START Excerpted data

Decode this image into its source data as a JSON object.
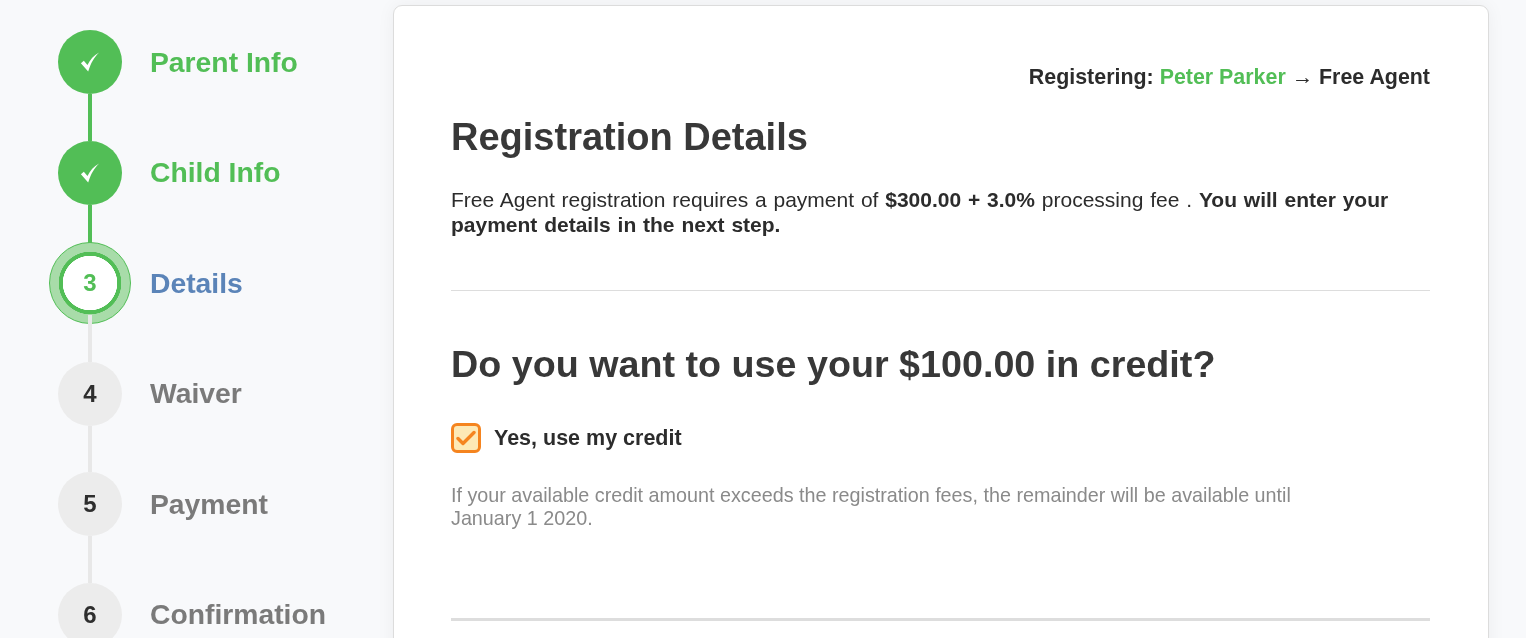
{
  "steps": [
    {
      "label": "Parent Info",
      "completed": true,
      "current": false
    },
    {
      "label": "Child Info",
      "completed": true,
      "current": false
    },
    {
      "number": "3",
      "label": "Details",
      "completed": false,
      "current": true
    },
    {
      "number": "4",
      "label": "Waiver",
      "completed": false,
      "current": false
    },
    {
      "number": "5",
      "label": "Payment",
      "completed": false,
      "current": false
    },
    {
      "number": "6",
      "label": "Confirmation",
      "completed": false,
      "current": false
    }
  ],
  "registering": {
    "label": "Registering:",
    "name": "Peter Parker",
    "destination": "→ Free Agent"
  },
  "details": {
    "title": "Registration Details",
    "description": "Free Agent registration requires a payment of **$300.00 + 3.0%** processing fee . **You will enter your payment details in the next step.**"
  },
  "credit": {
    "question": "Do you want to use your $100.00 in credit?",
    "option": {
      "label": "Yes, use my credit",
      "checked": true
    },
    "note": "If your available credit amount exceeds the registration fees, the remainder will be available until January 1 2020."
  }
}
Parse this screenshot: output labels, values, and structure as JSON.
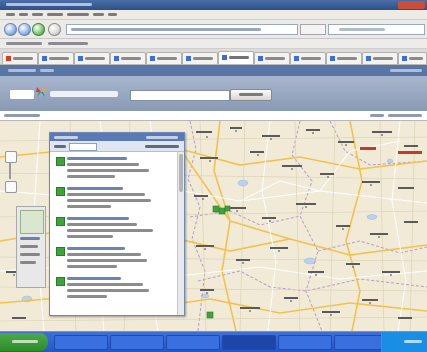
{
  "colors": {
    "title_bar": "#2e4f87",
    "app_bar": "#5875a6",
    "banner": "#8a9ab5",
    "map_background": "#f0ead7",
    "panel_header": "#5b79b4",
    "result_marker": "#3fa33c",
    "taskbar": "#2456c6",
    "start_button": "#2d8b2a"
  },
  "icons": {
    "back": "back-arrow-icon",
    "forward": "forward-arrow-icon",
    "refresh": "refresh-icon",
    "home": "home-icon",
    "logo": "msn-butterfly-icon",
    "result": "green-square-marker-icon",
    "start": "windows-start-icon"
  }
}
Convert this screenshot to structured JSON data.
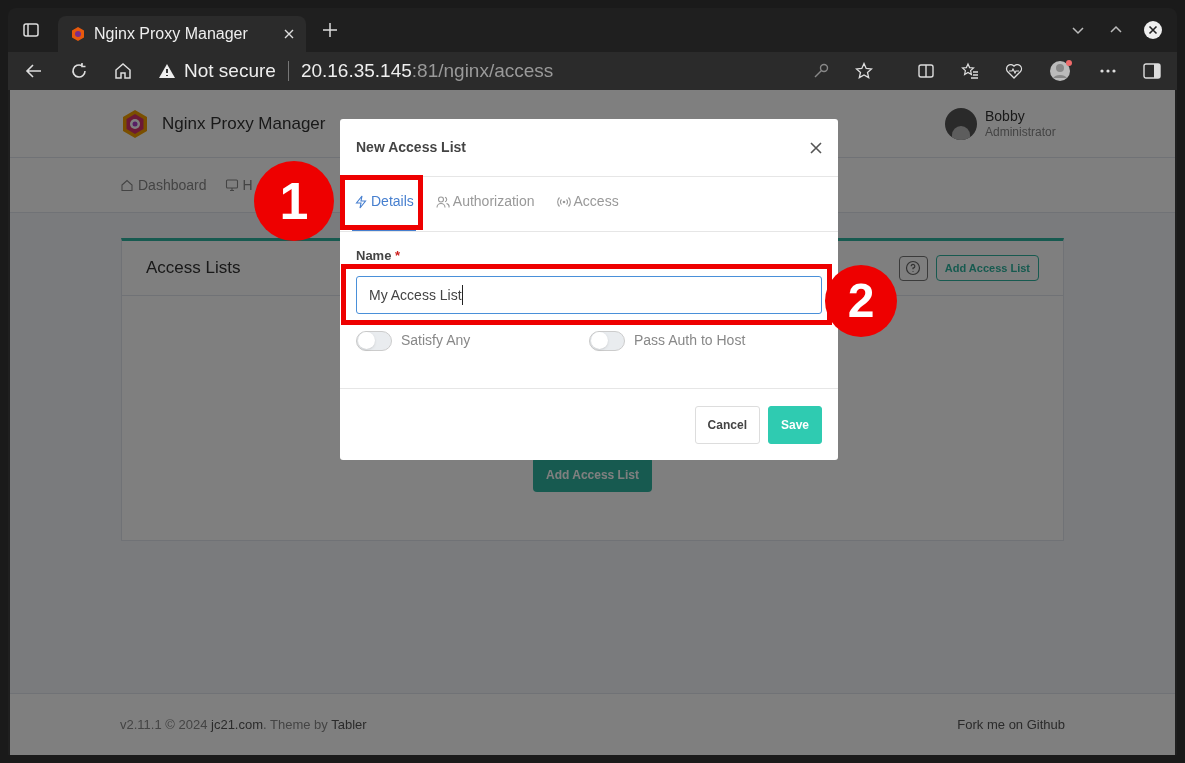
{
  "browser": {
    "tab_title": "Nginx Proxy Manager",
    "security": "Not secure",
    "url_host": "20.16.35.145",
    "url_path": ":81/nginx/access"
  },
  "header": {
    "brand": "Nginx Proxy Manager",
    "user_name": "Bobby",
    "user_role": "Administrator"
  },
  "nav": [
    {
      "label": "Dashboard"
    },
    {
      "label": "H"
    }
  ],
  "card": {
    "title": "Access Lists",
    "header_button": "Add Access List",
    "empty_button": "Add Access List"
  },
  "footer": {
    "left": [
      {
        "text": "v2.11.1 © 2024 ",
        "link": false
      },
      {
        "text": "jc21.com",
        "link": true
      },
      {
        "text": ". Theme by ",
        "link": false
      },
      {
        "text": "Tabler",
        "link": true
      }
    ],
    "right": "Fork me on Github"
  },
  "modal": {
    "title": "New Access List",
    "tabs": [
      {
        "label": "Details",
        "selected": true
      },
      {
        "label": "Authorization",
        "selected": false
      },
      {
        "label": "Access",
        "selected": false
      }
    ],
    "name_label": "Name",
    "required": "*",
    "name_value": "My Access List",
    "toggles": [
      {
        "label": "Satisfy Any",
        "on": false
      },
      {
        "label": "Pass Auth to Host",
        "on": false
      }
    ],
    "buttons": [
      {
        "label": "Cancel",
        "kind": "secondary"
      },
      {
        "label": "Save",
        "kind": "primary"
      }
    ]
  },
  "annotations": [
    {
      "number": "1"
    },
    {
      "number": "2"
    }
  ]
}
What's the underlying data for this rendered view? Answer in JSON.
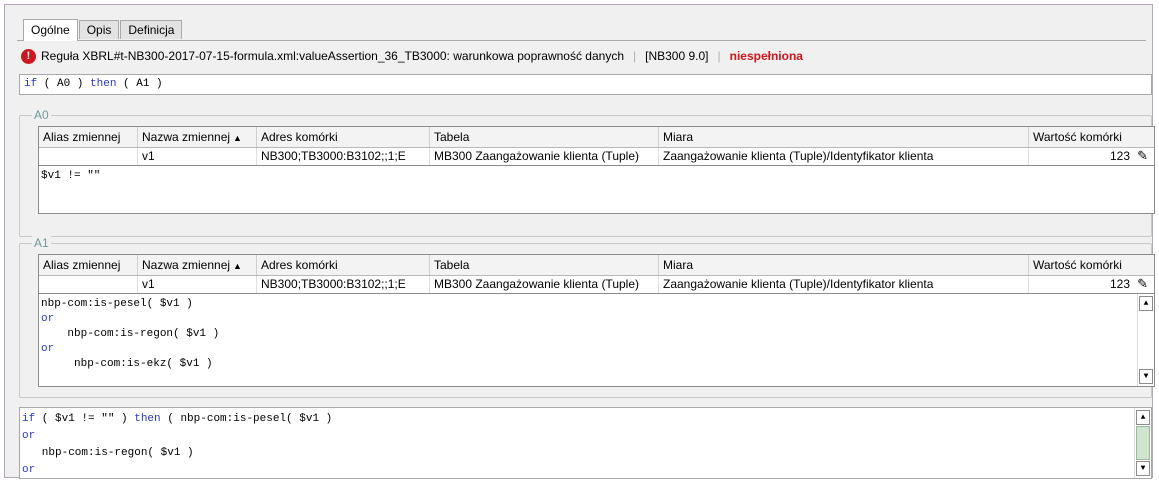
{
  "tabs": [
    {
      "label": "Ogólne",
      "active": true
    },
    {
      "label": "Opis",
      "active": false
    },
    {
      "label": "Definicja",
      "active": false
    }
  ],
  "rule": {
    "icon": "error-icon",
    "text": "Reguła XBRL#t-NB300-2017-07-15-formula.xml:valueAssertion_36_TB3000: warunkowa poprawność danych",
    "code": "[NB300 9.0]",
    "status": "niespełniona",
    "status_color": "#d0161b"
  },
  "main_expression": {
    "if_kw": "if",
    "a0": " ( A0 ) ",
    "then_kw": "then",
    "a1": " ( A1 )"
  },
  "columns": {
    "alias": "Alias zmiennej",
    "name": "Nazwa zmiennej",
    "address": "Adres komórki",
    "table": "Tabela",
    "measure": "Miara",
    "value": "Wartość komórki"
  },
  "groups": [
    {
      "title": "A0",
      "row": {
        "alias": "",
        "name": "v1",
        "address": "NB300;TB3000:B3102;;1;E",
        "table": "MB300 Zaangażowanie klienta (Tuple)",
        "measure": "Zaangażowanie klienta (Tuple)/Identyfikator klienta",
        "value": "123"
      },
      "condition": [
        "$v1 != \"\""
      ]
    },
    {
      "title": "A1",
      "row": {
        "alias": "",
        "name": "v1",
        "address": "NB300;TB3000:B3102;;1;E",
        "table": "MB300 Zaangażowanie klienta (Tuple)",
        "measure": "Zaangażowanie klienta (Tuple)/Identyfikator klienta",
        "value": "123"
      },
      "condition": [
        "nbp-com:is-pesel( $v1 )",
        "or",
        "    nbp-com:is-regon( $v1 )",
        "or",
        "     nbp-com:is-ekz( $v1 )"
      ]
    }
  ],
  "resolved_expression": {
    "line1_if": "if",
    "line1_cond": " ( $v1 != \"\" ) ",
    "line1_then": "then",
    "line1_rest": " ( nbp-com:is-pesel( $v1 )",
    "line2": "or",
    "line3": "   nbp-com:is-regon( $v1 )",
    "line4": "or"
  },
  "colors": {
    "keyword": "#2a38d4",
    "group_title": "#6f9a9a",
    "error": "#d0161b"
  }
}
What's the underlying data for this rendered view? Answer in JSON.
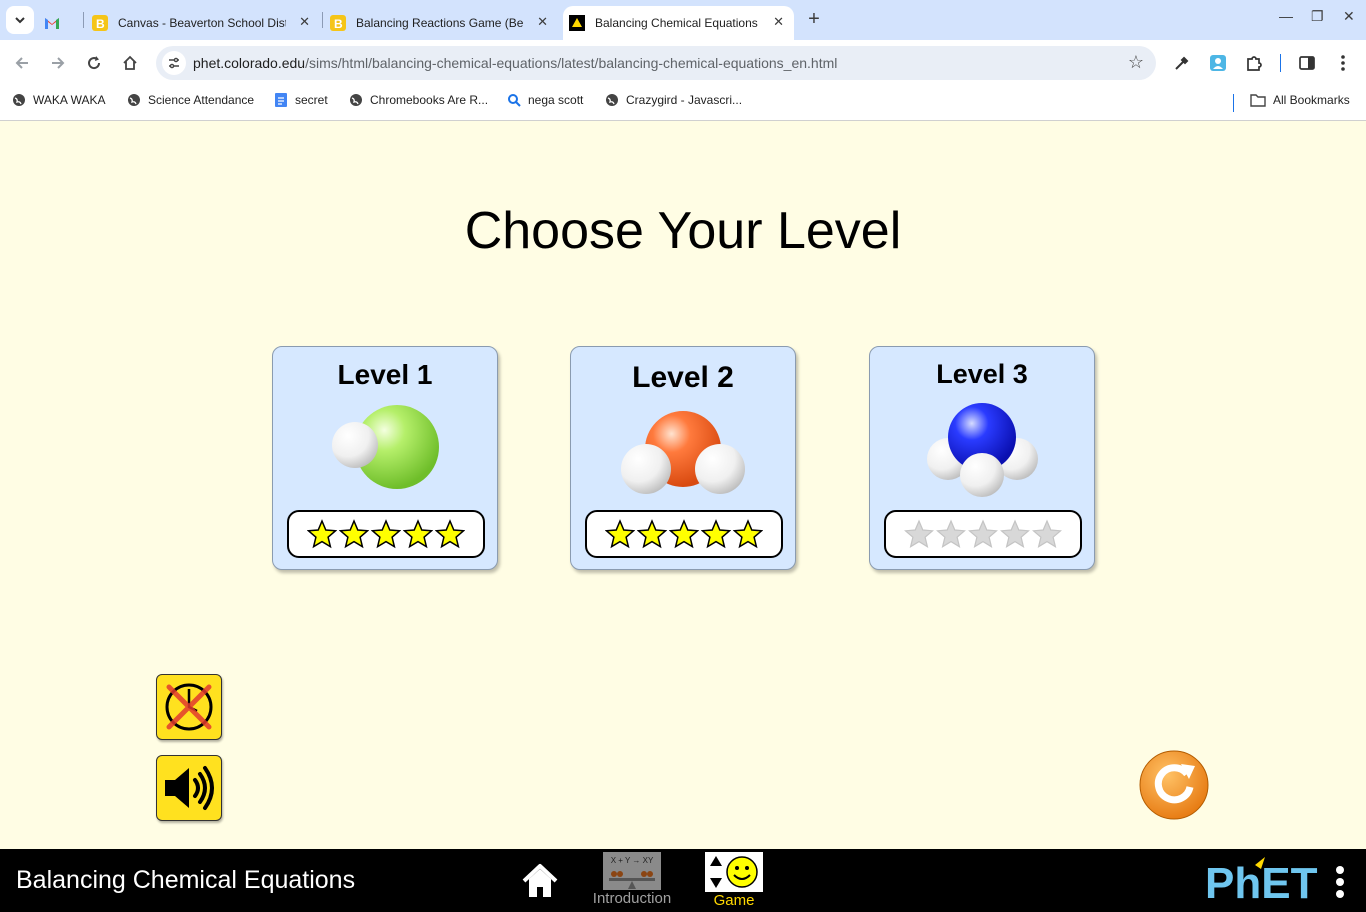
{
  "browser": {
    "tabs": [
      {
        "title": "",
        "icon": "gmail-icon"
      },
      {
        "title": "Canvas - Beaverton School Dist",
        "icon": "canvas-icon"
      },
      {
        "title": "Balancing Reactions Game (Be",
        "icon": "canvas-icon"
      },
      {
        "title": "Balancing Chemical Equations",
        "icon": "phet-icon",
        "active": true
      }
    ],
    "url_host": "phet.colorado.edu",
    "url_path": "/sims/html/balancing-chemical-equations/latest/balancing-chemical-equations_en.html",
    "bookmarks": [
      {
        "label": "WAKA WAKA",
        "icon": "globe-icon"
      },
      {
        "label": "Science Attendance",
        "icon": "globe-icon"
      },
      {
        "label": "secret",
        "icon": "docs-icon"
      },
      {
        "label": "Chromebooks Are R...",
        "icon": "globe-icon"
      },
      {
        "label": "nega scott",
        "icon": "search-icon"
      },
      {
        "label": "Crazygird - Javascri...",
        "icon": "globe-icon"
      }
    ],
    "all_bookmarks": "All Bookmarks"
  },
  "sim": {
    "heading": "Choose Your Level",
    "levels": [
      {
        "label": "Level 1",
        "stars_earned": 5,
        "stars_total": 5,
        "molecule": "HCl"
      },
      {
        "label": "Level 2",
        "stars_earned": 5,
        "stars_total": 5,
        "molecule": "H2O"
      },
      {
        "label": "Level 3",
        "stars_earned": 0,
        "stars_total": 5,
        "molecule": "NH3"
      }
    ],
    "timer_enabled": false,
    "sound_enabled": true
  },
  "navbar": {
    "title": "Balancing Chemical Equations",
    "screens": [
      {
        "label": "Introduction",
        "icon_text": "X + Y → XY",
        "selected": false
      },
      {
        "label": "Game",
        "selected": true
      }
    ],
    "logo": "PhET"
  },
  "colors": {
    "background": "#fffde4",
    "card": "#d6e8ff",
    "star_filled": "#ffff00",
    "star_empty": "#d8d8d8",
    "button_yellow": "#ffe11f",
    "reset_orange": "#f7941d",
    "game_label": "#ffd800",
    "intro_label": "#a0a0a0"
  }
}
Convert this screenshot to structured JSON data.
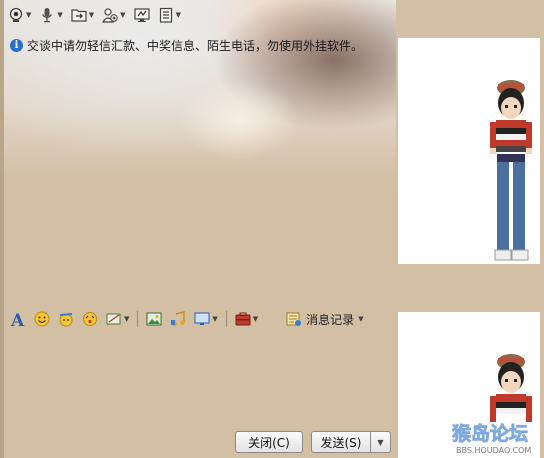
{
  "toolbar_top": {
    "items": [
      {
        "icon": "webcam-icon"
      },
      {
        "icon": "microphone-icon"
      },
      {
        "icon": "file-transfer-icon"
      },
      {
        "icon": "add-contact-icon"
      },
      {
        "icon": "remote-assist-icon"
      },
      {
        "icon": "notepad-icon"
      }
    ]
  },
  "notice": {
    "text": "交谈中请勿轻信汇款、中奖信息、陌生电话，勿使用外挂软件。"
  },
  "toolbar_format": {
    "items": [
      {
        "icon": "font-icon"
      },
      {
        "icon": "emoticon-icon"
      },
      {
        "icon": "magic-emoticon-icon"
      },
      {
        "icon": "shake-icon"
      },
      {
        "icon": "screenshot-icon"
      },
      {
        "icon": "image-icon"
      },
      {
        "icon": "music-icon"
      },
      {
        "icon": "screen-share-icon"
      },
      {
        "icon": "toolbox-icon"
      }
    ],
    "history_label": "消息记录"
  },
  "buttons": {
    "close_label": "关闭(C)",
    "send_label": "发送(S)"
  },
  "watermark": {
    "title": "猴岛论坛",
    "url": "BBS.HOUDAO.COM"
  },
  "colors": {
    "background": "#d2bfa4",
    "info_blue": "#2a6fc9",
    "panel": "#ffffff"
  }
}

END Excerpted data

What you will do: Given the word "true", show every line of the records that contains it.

Solution to this task:
      "completed": true,
      "completed": true,
      "current": true
      "checked": true
        "link": true
        "link": true
        "selected": true
      "active": true
        "active": true
    "sound_enabled": true
        "selected": true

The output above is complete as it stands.